Support
Subscribe
Subscribe to BirdNote

Sign up to receive a weekly email preview of the following week's shows!

Sign Up
Support BirdNote

Help BirdNote tell more stories, reach more people, and inspire action.

DONATE

You are here

Playful Keas

Clowns of the parrot world
© Mario R Flickr CC View Large

Keas are large alpine parrots from New Zealand. Intelligent and social, they have olive-green plumage, a red rump, and a long, curved beak. Keas produce a distinct warbling call, a “play call,” that sounds — and functions — much like a human’s contagious laughter. Scientists made recordings of captive Keas making warbling calls, then played them for wild Keas. They began playing harder and even engaged birds that hadn’t been playing. Hearing it seemed to put them in a playful mood, even when they were alone.

Full Transcript

Transcript: 

BirdNote®

Playful Keas Produce Contagious Laughter
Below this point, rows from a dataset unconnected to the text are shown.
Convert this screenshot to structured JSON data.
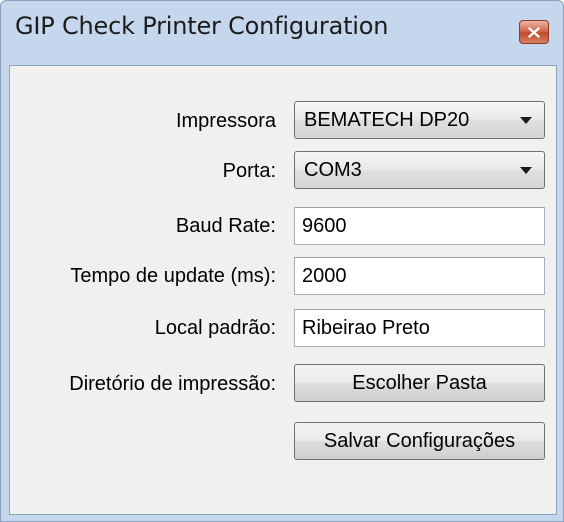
{
  "window": {
    "title": "GIP Check Printer Configuration",
    "close_icon": "close-icon"
  },
  "form": {
    "printer": {
      "label": "Impressora",
      "value": "BEMATECH DP20"
    },
    "port": {
      "label": "Porta:",
      "value": "COM3"
    },
    "baud_rate": {
      "label": "Baud Rate:",
      "value": "9600"
    },
    "update_time": {
      "label": "Tempo de update (ms):",
      "value": "2000"
    },
    "default_location": {
      "label": "Local padrão:",
      "value": "Ribeirao Preto"
    },
    "print_directory": {
      "label": "Diretório de impressão:",
      "button_label": "Escolher Pasta"
    },
    "save_button_label": "Salvar Configurações"
  },
  "colors": {
    "frame": "#c5d7ec",
    "client_background": "#f0f0f0",
    "close_button": "#c24a2c"
  }
}
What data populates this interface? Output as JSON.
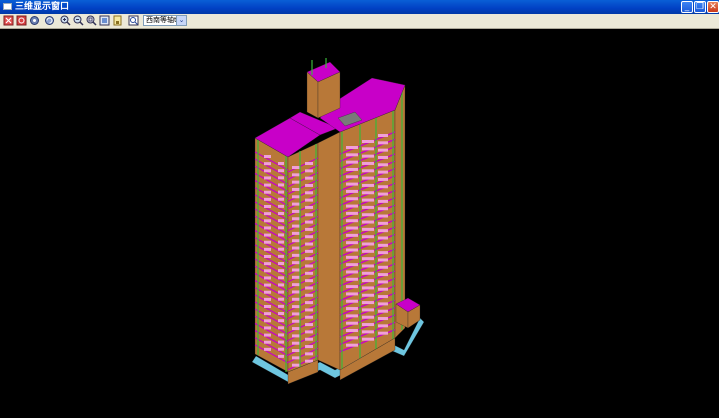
{
  "window": {
    "title": "三维显示窗口"
  },
  "titlebar_buttons": {
    "minimize": "_",
    "restore": "❐",
    "close": "✕"
  },
  "toolbar": {
    "tools": [
      "delete-icon",
      "refresh-icon",
      "settings-icon",
      "rotate-icon",
      "zoom-in-icon",
      "zoom-out-icon",
      "zoom-window-icon",
      "zoom-extents-icon",
      "save-icon",
      "print-preview-icon"
    ],
    "view_select": {
      "value": "西南等轴t",
      "arrow": "⌄"
    }
  },
  "colors": {
    "titlebar": "#0a5fd6",
    "background": "#000000",
    "slab": "#c800c8",
    "wall": "#b87838",
    "column": "#39b839",
    "window": "#f0a0d8",
    "base": "#6ec6e0"
  }
}
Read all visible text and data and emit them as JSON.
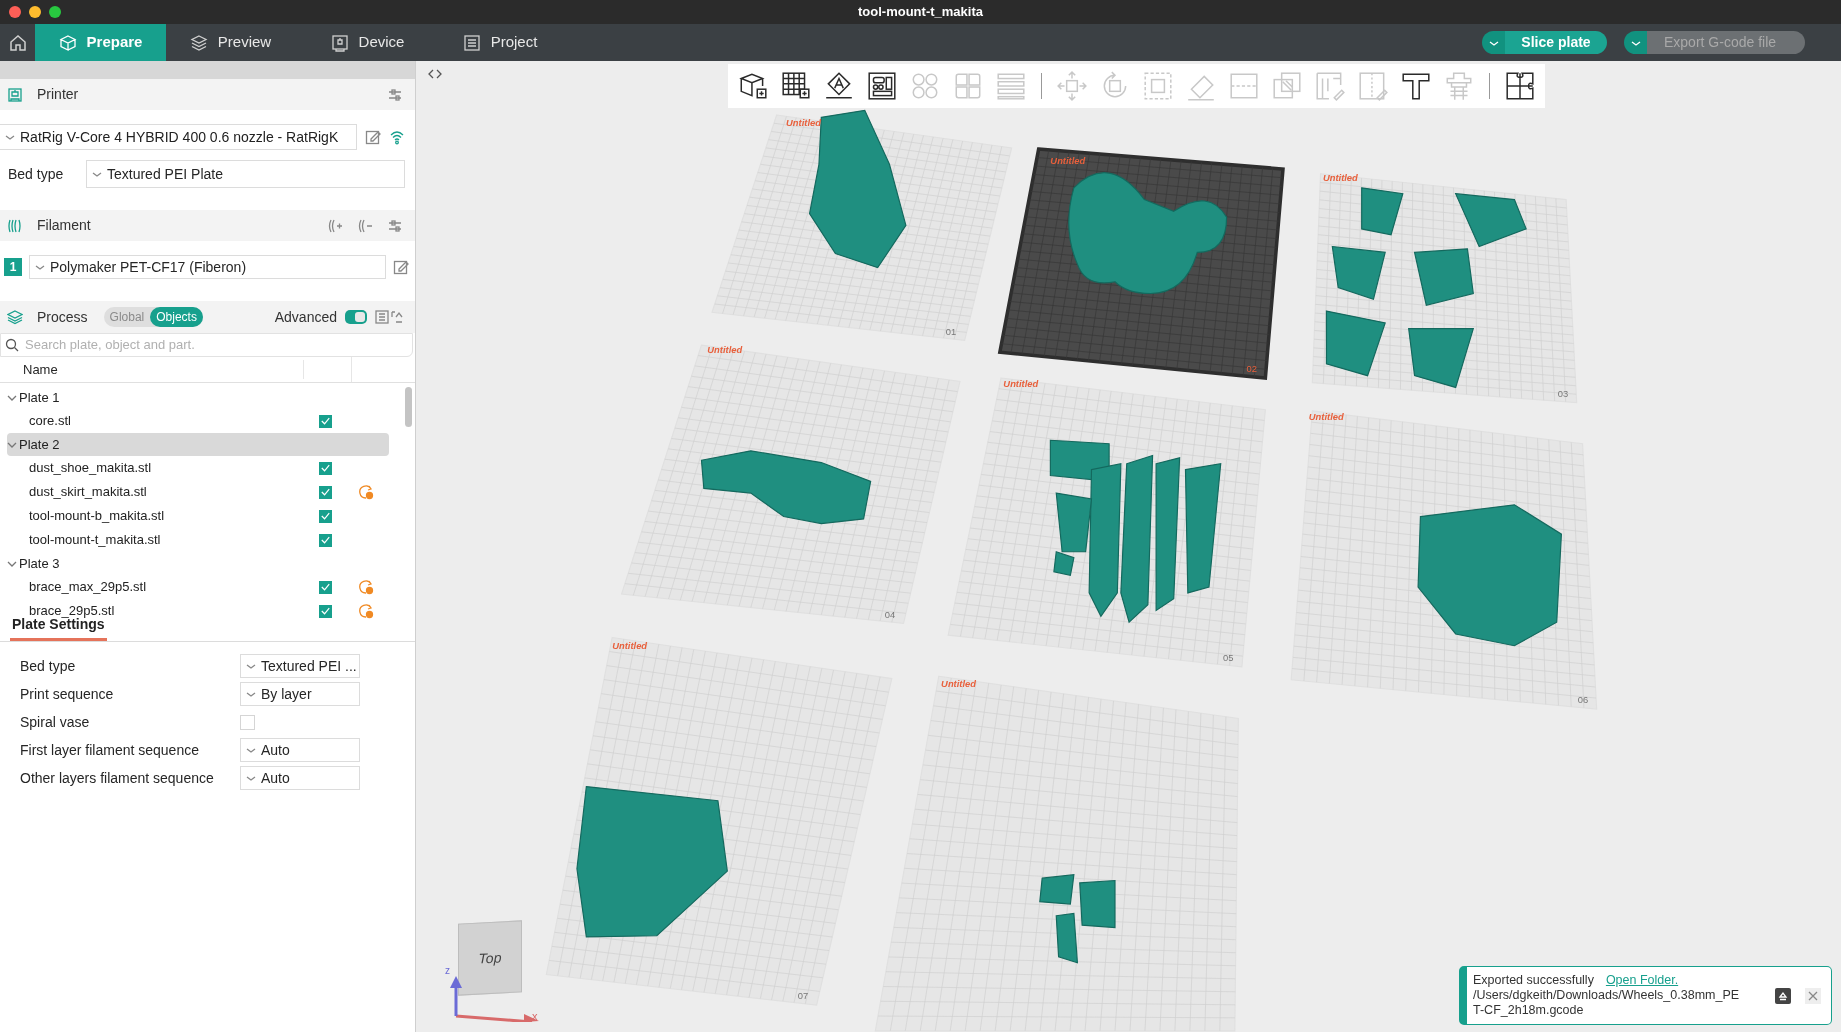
{
  "window": {
    "title": "tool-mount-t_makita"
  },
  "tabs": [
    {
      "label": "Prepare",
      "selected": true
    },
    {
      "label": "Preview",
      "selected": false
    },
    {
      "label": "Device",
      "selected": false
    },
    {
      "label": "Project",
      "selected": false
    }
  ],
  "actions": [
    {
      "label": "Slice plate",
      "disabled": false
    },
    {
      "label": "Export G-code file",
      "disabled": true
    }
  ],
  "printer": {
    "title": "Printer",
    "preset": "RatRig V-Core 4 HYBRID 400 0.6 nozzle - RatRigK",
    "bed_type_label": "Bed type",
    "bed_type": "Textured PEI Plate"
  },
  "filament": {
    "title": "Filament",
    "slots": [
      {
        "number": "1",
        "preset": "Polymaker PET-CF17 (Fiberon)"
      }
    ]
  },
  "process": {
    "title": "Process",
    "modes": [
      {
        "label": "Global",
        "selected": false
      },
      {
        "label": "Objects",
        "selected": true
      }
    ],
    "advanced_label": "Advanced",
    "advanced": true
  },
  "object_list": {
    "search_placeholder": "Search plate, object and part.",
    "columns": [
      "Name"
    ],
    "plates": [
      {
        "name": "Plate 1",
        "expanded": true,
        "selected": false,
        "children": [
          {
            "name": "core.stl",
            "checked": true,
            "modified": false
          }
        ]
      },
      {
        "name": "Plate 2",
        "expanded": true,
        "selected": true,
        "children": [
          {
            "name": "dust_shoe_makita.stl",
            "checked": true,
            "modified": false
          },
          {
            "name": "dust_skirt_makita.stl",
            "checked": true,
            "modified": true
          },
          {
            "name": "tool-mount-b_makita.stl",
            "checked": true,
            "modified": false
          },
          {
            "name": "tool-mount-t_makita.stl",
            "checked": true,
            "modified": false
          }
        ]
      },
      {
        "name": "Plate 3",
        "expanded": true,
        "selected": false,
        "children": [
          {
            "name": "brace_max_29p5.stl",
            "checked": true,
            "modified": true
          },
          {
            "name": "brace_29p5.stl",
            "checked": true,
            "modified": true
          }
        ]
      }
    ]
  },
  "plate_settings": {
    "tab": "Plate Settings",
    "rows": [
      {
        "kind": "select",
        "label": "Bed type",
        "value": "Textured PEI ..."
      },
      {
        "kind": "select",
        "label": "Print sequence",
        "value": "By layer"
      },
      {
        "kind": "checkbox",
        "label": "Spiral vase",
        "checked": false
      },
      {
        "kind": "select",
        "label": "First layer filament sequence",
        "value": "Auto"
      },
      {
        "kind": "select",
        "label": "Other layers filament sequence",
        "value": "Auto"
      }
    ]
  },
  "toolbar": {
    "groups": [
      [
        {
          "disabled": false
        },
        {
          "disabled": false
        },
        {
          "disabled": false
        },
        {
          "disabled": false
        },
        {
          "disabled": true
        },
        {
          "disabled": true
        },
        {
          "disabled": true
        }
      ],
      [
        {
          "disabled": true
        },
        {
          "disabled": true
        },
        {
          "disabled": true
        },
        {
          "disabled": true
        },
        {
          "disabled": true
        },
        {
          "disabled": true
        },
        {
          "disabled": true
        },
        {
          "disabled": true
        },
        {
          "disabled": false
        },
        {
          "disabled": true
        }
      ],
      [
        {
          "disabled": false
        }
      ]
    ]
  },
  "plates": [
    {
      "label": "Untitled",
      "number": "01",
      "selected": false
    },
    {
      "label": "Untitled",
      "number": "02",
      "selected": true
    },
    {
      "label": "Untitled",
      "number": "03",
      "selected": false
    },
    {
      "label": "Untitled",
      "number": "04",
      "selected": false
    },
    {
      "label": "Untitled",
      "number": "05",
      "selected": false
    },
    {
      "label": "Untitled",
      "number": "06",
      "selected": false
    },
    {
      "label": "Untitled",
      "number": "07",
      "selected": false
    },
    {
      "label": "Untitled",
      "selected": false
    }
  ],
  "view_cube": {
    "face": "Top",
    "x_axis": "x",
    "z_axis": "z"
  },
  "notification": {
    "message": "Exported successfully",
    "link": "Open Folder.",
    "path": "/Users/dgkeith/Downloads/Wheels_0.38mm_PET-CF_2h18m.gcode"
  }
}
Written by GrrlScientist
 
This is BirdNote.
[Kea “play call” recording: https://www.youtube.com/watch?v=_pKKc6p0M7Q]
 “Laugh, and the world laughs with you,” is an old saying* that’s true for people — and for some parrots, too.
[Wild Kea calls from Raoul Schwing]
Keas [Pronounced KEE-uhz] are large alpine parrots that live on New Zealand's South Island. They’re the clowns of the parrot world. With olive-green plumage, a red rump, and a long, curved beak, these social birds are intelligent and playful.
When they’re playing, Keas produce a distinct warbling call, a “play call,” that sounds — and functions — much like contagious laughter in humans.
Scientists in Austria, who study how birds think and behave, wanted to test this idea. They recorded captive Keas making those warbling calls, then traveled to New Zealand where they played the recordings for wild Keas. Wild Keas that had been playing began playing harder and even engaged birds that had not been playing at all.
[Kea “play call” recording: https://www.youtube.com/watch?v=_pKKc6p0M7Q]
Scientists think the play call had an emotional effect on the birds. Hearing it seemed to put them in a playful mood, even when they were alone.
[Kea “play call” recording: https://www.youtube.com/watch?v=_pKKc6p0M7Q followed by human laughter: https://www.youtube.com/watch?v=XkgVtktHlZ8]
What’s your play call? Is it a referee’s whistle? The last school bell? Tell us what you hear — on our Facebook page, or at BirdNote.org.
I’m Mary McCann.
                                                                                ###
Bird sounds provided by Messerli Research Institute, University of Veterinary Medicine Vienna.
Recorded by Raoul Schwing.
BirdNote’s theme music was composed and played by Nancy Rumbel and John Kessler.
Producer: John Kessler
Managing Producer: Jason Saul
Associate Producer: Ellen Blackstone
© 2017 Tune In to Nature.org   July/August 2017   Narrator: Mary McCann
ID#   kea-01-2017-08-30    kea-01
* From the poem Solitude, by Ella Wheeler Wilcox, 1883
 
 
read more: https://www.forbes.com/sites/grrlscientist/2017/03/24/playing-parrots-pr...
 
 
 
 

Sights & Sounds

LEAVE A COMMENT

By submitting this form, you accept the Mollom privacy policy.

Related topics:

Related field notes:

Home
Shows
Galleries
More